DATA SHOWN ->
++++++++++++++++++++

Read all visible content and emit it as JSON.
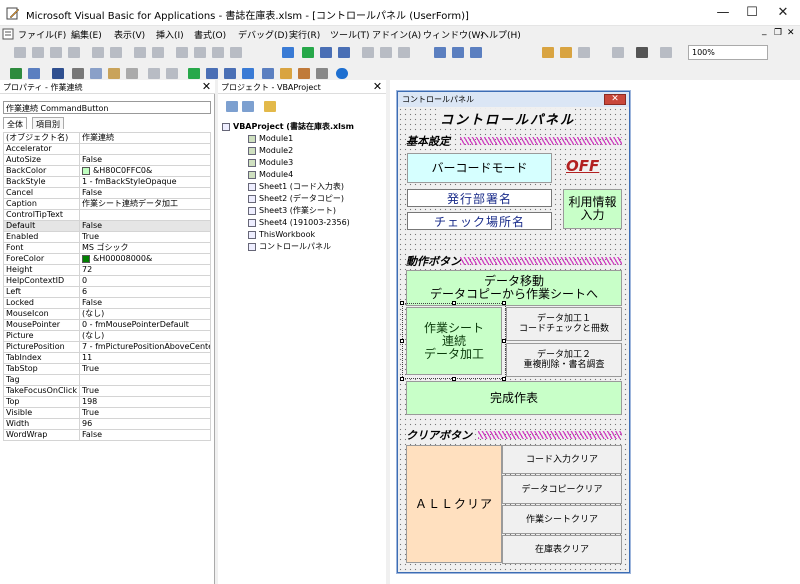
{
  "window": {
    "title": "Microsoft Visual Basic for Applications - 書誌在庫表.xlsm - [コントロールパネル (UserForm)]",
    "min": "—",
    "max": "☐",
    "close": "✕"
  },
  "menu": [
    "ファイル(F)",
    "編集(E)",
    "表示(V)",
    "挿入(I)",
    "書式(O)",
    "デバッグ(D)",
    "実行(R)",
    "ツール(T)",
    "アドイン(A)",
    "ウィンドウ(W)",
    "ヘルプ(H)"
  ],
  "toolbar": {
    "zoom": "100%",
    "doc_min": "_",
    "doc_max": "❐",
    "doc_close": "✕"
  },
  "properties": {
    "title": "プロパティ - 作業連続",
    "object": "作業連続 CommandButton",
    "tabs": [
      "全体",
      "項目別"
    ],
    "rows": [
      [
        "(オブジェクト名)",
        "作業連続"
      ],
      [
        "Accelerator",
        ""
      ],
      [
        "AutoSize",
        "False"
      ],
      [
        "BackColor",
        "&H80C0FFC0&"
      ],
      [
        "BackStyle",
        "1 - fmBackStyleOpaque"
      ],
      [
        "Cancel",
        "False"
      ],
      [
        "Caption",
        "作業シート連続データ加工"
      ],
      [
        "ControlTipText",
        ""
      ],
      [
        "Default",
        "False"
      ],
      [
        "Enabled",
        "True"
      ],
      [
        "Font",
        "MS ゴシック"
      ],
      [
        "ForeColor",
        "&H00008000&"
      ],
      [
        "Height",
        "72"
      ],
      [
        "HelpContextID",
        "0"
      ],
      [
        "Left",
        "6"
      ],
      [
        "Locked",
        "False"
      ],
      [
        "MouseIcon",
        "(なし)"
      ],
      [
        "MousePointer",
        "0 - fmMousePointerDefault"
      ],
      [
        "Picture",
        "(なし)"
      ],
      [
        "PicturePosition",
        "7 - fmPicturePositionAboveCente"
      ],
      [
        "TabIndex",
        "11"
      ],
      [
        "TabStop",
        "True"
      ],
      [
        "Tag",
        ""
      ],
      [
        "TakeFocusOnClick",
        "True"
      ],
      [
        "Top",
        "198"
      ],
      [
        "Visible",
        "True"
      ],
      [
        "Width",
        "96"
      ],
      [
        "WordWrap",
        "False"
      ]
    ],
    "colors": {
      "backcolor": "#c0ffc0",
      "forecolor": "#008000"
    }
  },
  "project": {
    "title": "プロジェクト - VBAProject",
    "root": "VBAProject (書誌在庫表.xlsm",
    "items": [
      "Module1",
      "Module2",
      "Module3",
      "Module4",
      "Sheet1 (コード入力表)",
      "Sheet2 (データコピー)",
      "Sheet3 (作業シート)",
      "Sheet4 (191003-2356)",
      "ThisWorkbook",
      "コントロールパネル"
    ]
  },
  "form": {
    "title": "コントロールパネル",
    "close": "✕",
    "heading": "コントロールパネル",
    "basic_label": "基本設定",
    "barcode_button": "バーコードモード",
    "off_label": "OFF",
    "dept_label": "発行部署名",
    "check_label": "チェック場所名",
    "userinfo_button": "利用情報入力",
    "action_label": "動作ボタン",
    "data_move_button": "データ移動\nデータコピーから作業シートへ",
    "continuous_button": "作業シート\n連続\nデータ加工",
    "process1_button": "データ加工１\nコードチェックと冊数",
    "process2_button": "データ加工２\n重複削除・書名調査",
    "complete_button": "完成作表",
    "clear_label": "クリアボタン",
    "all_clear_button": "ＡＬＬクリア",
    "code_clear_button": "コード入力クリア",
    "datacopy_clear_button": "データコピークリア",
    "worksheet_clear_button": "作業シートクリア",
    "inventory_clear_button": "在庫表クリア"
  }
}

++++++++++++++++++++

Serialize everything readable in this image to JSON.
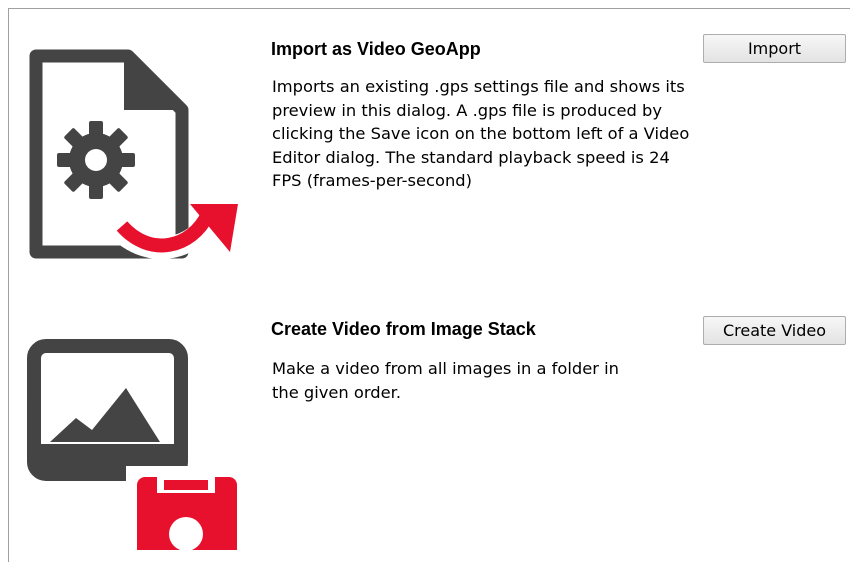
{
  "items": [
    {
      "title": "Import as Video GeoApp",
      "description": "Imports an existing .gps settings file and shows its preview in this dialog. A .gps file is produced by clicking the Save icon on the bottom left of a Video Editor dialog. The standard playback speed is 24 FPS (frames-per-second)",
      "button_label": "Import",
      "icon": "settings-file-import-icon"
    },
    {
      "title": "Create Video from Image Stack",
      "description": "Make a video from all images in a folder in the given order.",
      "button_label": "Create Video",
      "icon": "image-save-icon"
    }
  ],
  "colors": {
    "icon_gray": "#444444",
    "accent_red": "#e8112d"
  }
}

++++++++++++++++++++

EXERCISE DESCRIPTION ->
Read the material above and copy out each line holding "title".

RESULT ->
    "title": "Microsoft Visual Basic for Applications - 書誌在庫表.xlsm - [コントロールパネル (UserForm)]",
    "title": "プロパティ - 作業連続",
    "title": "プロジェクト - VBAProject",
    "title": "コントロールパネル",
      "title": "Import as Video GeoApp",
      "title": "Create Video from Image Stack",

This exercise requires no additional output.